It may be tempting to think that a country mismanaged as badly as North Korea can only move forward through a collapse, and that the high price many ordinary people will have to pay during the collapse is unavoidable. This is, at a critical point, dangerously close to the mindset of the North Korean regime. They thought that the only way forward was to secure the continuation of the system, and that the highest price unavoidably had to be paid by many ordinary people in order to secure this necessary end. 

 
When societies break down, situations arise that are difficult to comprehend. The stories chronicle a partial societal collapse as experienced from the inside, and how different people handled that situation. We hardly have any experience with such breakdowns. The North Koreans have lived through one. For most of them, naked poverty and hunger is not far away even today. It's their society. Better societies must be built by those who are to live in it, and with it. To be able to provide useful assistance in their efforts to build a better society, we must understand them better. That is our main motive for collecting these stories, and making them available to a broader audience. 


The book is a joint project of the Rafto Foundation for Human Rights, Human Asia, and the North Korean Writers in Exile Center of PEN International.

You can order the book by sending an e-mail to: iver.orstavik@rafto.no. Price: 10 EURO (+postage)
You can order the book by sending an e-mail to: iver.orstavik@rafto.no. Price: 10 EURO (+postage)

Contact

Picture of Iver Ørstavik

Iver Ørstavik

The Rafto Foundation, Senior Advisor
Means of contactContact details
Phone: 47096755
E-mail: iver.orstavik@rafto.no

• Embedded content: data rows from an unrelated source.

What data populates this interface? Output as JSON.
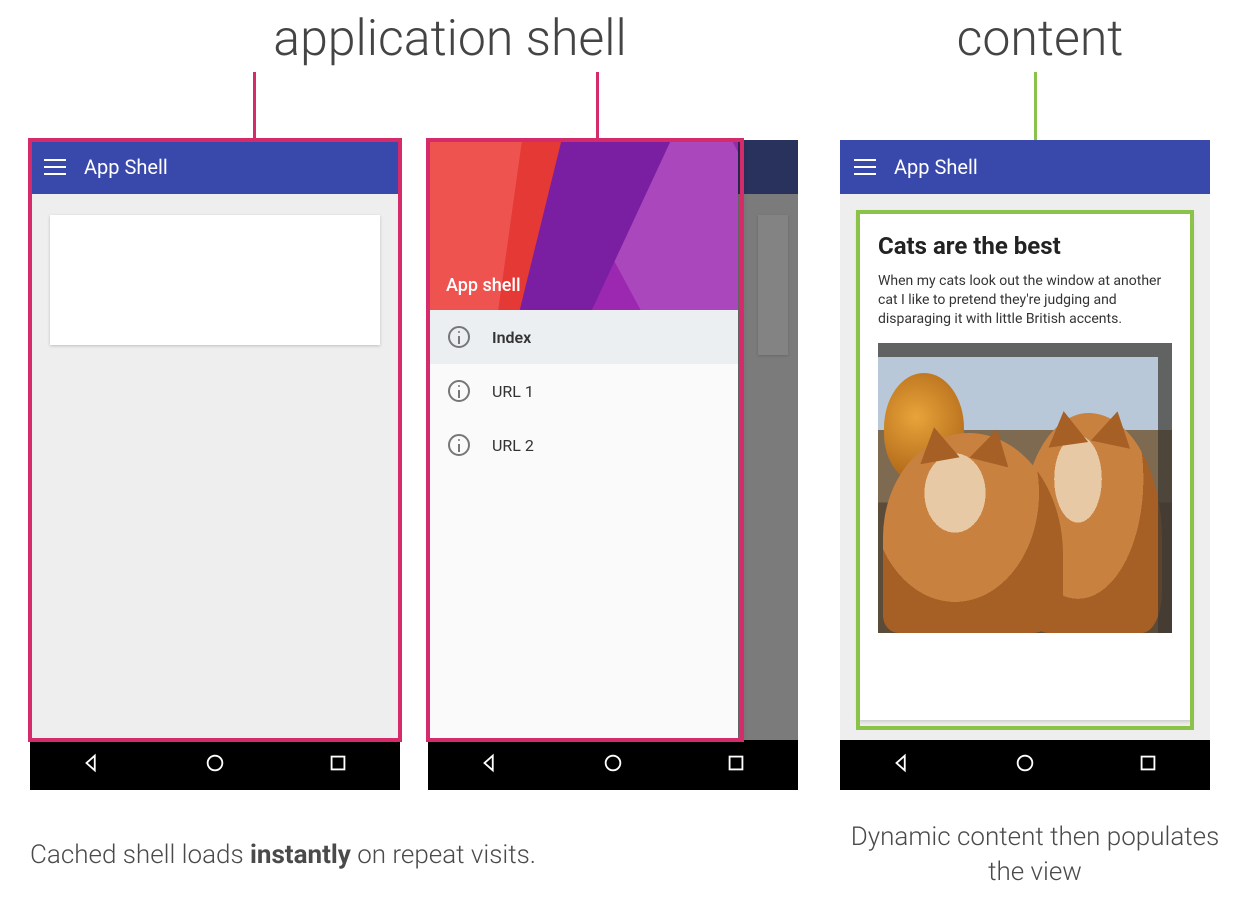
{
  "labels": {
    "application_shell": "application shell",
    "content": "content"
  },
  "colors": {
    "highlight_pink": "#d52b6a",
    "highlight_green": "#8bc34a",
    "appbar_blue": "#3949ab"
  },
  "phone1": {
    "appbar_title": "App Shell"
  },
  "phone2": {
    "drawer_title": "App shell",
    "items": [
      {
        "label": "Index",
        "active": true
      },
      {
        "label": "URL 1",
        "active": false
      },
      {
        "label": "URL 2",
        "active": false
      }
    ]
  },
  "phone3": {
    "appbar_title": "App Shell",
    "content_title": "Cats are the best",
    "content_body": "When my cats look out the window at another cat I like to pretend they're judging and disparaging it with little British accents."
  },
  "captions": {
    "left_pre": "Cached shell loads ",
    "left_bold": "instantly",
    "left_post": " on repeat visits.",
    "right": "Dynamic content then populates the view"
  }
}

Heads the partnership engagement with our most recent laureates (Kashmir 2017 and Poland 2018)
Read more about Iver